Give a verbatim copy of the data, leaving the pictures out.
──────── EXERCISE INPUTS
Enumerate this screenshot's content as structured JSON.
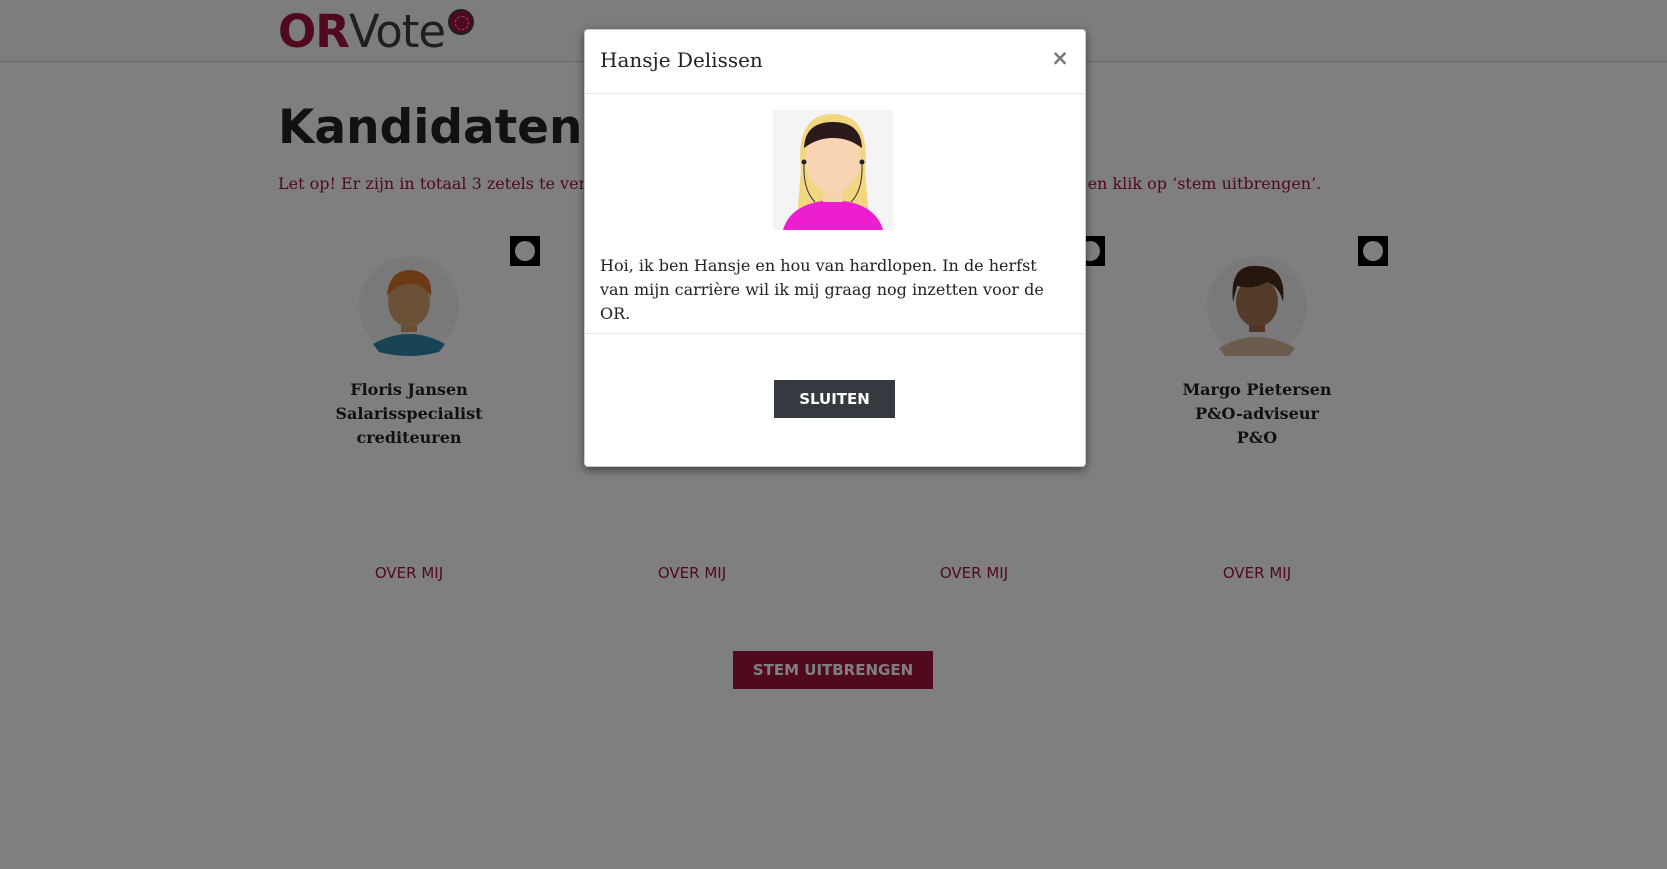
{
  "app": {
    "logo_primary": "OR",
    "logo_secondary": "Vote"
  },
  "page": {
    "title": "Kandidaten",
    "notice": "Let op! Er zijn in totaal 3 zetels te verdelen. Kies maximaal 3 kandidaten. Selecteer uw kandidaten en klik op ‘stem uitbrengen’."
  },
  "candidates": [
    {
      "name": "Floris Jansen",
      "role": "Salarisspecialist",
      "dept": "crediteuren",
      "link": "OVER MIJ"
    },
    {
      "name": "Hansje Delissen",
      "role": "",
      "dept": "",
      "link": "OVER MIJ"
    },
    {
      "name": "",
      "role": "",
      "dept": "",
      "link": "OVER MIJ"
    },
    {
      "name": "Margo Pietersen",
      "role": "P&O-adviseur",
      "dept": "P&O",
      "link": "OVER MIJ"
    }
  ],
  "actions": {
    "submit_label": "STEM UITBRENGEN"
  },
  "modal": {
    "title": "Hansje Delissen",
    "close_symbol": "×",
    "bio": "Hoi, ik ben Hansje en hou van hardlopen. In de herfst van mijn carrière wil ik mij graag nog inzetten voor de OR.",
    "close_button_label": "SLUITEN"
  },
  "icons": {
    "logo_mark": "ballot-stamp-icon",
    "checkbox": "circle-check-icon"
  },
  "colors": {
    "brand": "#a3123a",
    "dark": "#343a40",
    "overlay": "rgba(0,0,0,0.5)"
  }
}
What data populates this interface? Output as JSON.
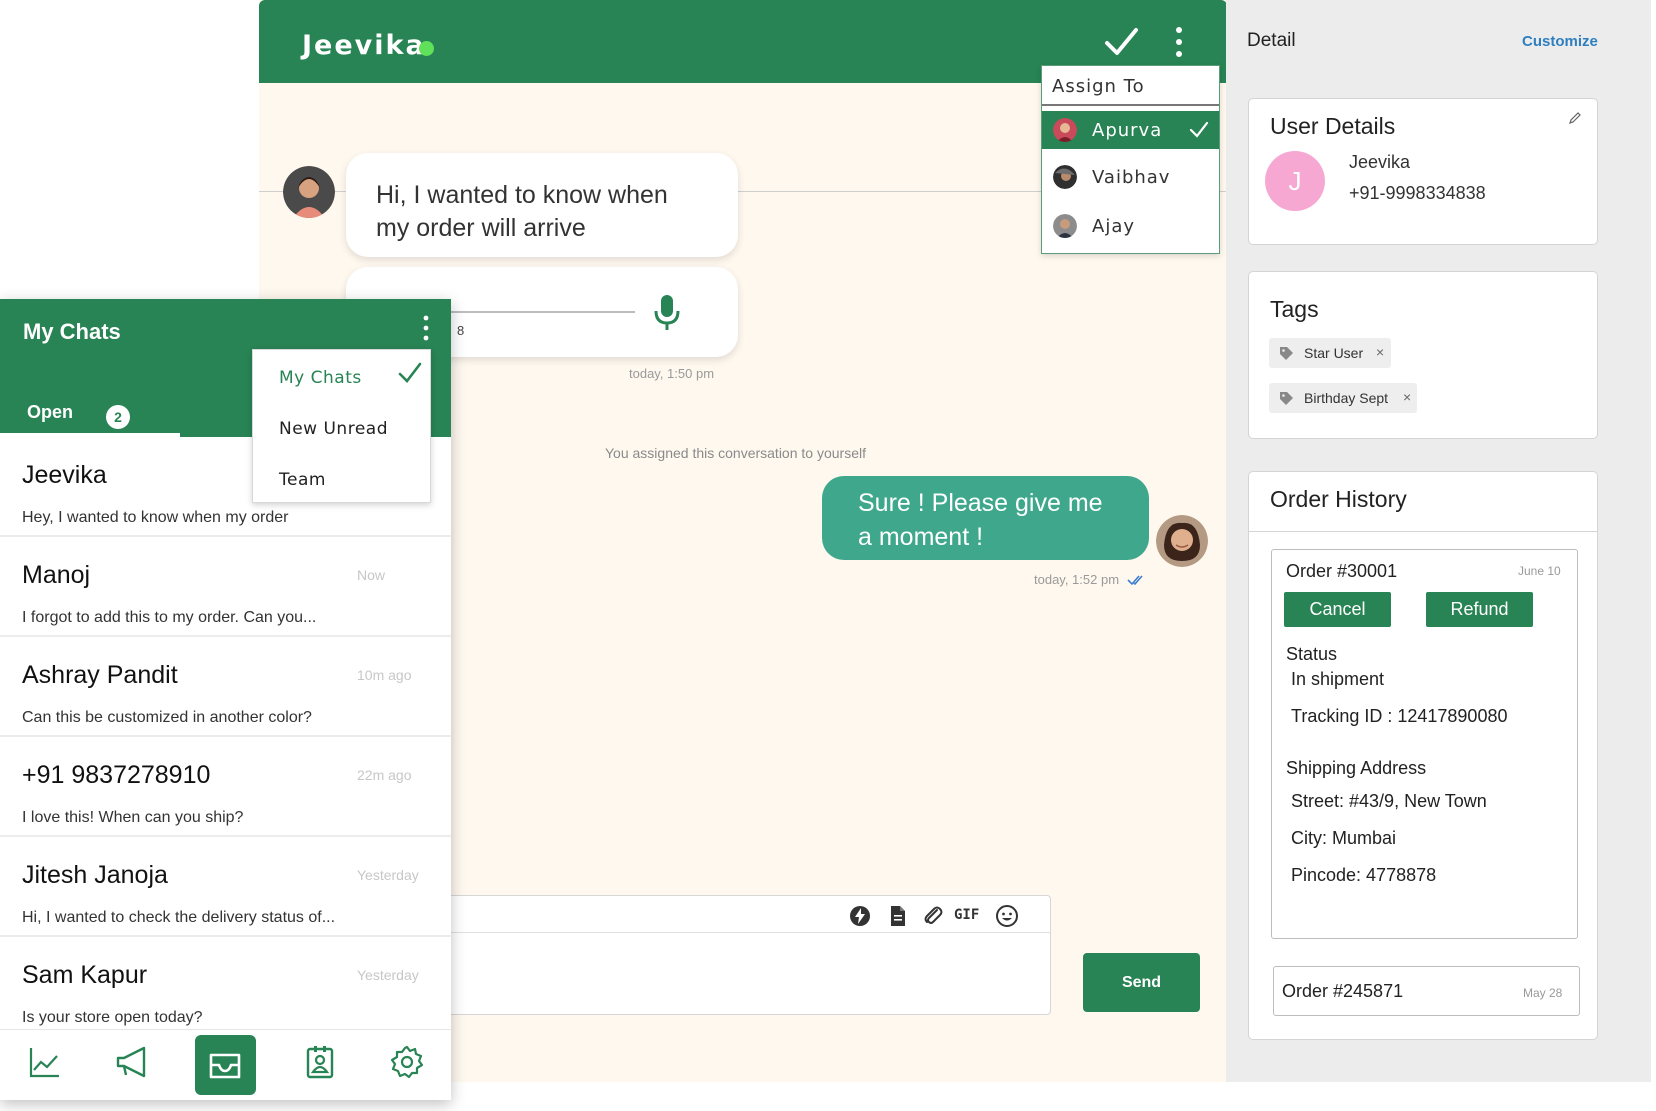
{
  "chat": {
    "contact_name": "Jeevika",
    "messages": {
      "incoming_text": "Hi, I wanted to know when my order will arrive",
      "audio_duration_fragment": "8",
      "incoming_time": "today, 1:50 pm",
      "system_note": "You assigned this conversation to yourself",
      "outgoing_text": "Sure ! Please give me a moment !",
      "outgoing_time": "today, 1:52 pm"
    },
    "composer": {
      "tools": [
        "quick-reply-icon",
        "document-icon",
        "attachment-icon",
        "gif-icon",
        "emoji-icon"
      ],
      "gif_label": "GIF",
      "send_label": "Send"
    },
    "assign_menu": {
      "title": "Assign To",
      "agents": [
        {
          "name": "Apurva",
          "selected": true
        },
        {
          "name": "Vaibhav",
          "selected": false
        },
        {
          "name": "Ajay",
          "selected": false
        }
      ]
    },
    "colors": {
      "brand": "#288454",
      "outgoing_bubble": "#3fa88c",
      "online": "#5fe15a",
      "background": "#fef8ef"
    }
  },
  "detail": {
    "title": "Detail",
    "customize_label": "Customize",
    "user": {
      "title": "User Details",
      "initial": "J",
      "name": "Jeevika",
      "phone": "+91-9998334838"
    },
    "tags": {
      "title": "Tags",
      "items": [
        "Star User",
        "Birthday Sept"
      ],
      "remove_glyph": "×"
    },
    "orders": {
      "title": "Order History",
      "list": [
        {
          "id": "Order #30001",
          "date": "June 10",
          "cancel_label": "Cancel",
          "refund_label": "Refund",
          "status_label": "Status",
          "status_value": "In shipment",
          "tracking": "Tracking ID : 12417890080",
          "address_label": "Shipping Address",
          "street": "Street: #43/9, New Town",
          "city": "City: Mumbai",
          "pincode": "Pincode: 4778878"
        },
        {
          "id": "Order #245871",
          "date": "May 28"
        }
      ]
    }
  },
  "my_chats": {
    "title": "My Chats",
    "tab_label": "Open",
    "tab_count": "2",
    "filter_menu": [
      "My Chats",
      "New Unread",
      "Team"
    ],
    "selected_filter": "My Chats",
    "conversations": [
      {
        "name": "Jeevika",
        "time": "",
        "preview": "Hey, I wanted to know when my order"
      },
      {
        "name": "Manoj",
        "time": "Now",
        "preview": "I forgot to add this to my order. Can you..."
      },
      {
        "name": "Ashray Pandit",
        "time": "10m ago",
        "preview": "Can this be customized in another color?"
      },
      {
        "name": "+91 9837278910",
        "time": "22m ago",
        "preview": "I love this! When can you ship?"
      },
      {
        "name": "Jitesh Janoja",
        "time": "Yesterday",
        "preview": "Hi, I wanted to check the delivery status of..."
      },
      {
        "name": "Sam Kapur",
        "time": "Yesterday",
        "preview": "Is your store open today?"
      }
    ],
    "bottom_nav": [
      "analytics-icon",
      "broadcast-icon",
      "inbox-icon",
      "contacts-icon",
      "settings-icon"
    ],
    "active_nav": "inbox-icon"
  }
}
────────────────
SOLUTION FOR THIS TASK:
Enumerate this screenshot's content as structured JSON.
{
  "app": {
    "logo_primary": "OR",
    "logo_secondary": "Vote"
  },
  "page": {
    "title": "Kandidaten",
    "notice": "Let op! Er zijn in totaal 3 zetels te verdelen. Kies maximaal 3 kandidaten. Selecteer uw kandidaten en klik op ‘stem uitbrengen’."
  },
  "candidates": [
    {
      "name": "Floris Jansen",
      "role": "Salarisspecialist",
      "dept": "crediteuren",
      "link": "OVER MIJ"
    },
    {
      "name": "Hansje Delissen",
      "role": "",
      "dept": "",
      "link": "OVER MIJ"
    },
    {
      "name": "",
      "role": "",
      "dept": "",
      "link": "OVER MIJ"
    },
    {
      "name": "Margo Pietersen",
      "role": "P&O-adviseur",
      "dept": "P&O",
      "link": "OVER MIJ"
    }
  ],
  "actions": {
    "submit_label": "STEM UITBRENGEN"
  },
  "modal": {
    "title": "Hansje Delissen",
    "close_symbol": "×",
    "bio": "Hoi, ik ben Hansje en hou van hardlopen. In de herfst van mijn carrière wil ik mij graag nog inzetten voor de OR.",
    "close_button_label": "SLUITEN"
  },
  "icons": {
    "logo_mark": "ballot-stamp-icon",
    "checkbox": "circle-check-icon"
  },
  "colors": {
    "brand": "#a3123a",
    "dark": "#343a40",
    "overlay": "rgba(0,0,0,0.5)"
  }
}
What data populates this interface? Output as JSON.
{
  "chat": {
    "contact_name": "Jeevika",
    "messages": {
      "incoming_text": "Hi, I wanted to know when my order will arrive",
      "audio_duration_fragment": "8",
      "incoming_time": "today, 1:50 pm",
      "system_note": "You assigned this conversation to yourself",
      "outgoing_text": "Sure ! Please give me a moment !",
      "outgoing_time": "today, 1:52 pm"
    },
    "composer": {
      "tools": [
        "quick-reply-icon",
        "document-icon",
        "attachment-icon",
        "gif-icon",
        "emoji-icon"
      ],
      "gif_label": "GIF",
      "send_label": "Send"
    },
    "assign_menu": {
      "title": "Assign To",
      "agents": [
        {
          "name": "Apurva",
          "selected": true
        },
        {
          "name": "Vaibhav",
          "selected": false
        },
        {
          "name": "Ajay",
          "selected": false
        }
      ]
    },
    "colors": {
      "brand": "#288454",
      "outgoing_bubble": "#3fa88c",
      "online": "#5fe15a",
      "background": "#fef8ef"
    }
  },
  "detail": {
    "title": "Detail",
    "customize_label": "Customize",
    "user": {
      "title": "User Details",
      "initial": "J",
      "name": "Jeevika",
      "phone": "+91-9998334838"
    },
    "tags": {
      "title": "Tags",
      "items": [
        "Star User",
        "Birthday Sept"
      ],
      "remove_glyph": "×"
    },
    "orders": {
      "title": "Order History",
      "list": [
        {
          "id": "Order #30001",
          "date": "June 10",
          "cancel_label": "Cancel",
          "refund_label": "Refund",
          "status_label": "Status",
          "status_value": "In shipment",
          "tracking": "Tracking ID : 12417890080",
          "address_label": "Shipping Address",
          "street": "Street: #43/9, New Town",
          "city": "City: Mumbai",
          "pincode": "Pincode: 4778878"
        },
        {
          "id": "Order #245871",
          "date": "May 28"
        }
      ]
    }
  },
  "my_chats": {
    "title": "My Chats",
    "tab_label": "Open",
    "tab_count": "2",
    "filter_menu": [
      "My Chats",
      "New Unread",
      "Team"
    ],
    "selected_filter": "My Chats",
    "conversations": [
      {
        "name": "Jeevika",
        "time": "",
        "preview": "Hey, I wanted to know when my order"
      },
      {
        "name": "Manoj",
        "time": "Now",
        "preview": "I forgot to add this to my order. Can you..."
      },
      {
        "name": "Ashray Pandit",
        "time": "10m ago",
        "preview": "Can this be customized in another color?"
      },
      {
        "name": "+91 9837278910",
        "time": "22m ago",
        "preview": "I love this! When can you ship?"
      },
      {
        "name": "Jitesh Janoja",
        "time": "Yesterday",
        "preview": "Hi, I wanted to check the delivery status of..."
      },
      {
        "name": "Sam Kapur",
        "time": "Yesterday",
        "preview": "Is your store open today?"
      }
    ],
    "bottom_nav": [
      "analytics-icon",
      "broadcast-icon",
      "inbox-icon",
      "contacts-icon",
      "settings-icon"
    ],
    "active_nav": "inbox-icon"
  }
}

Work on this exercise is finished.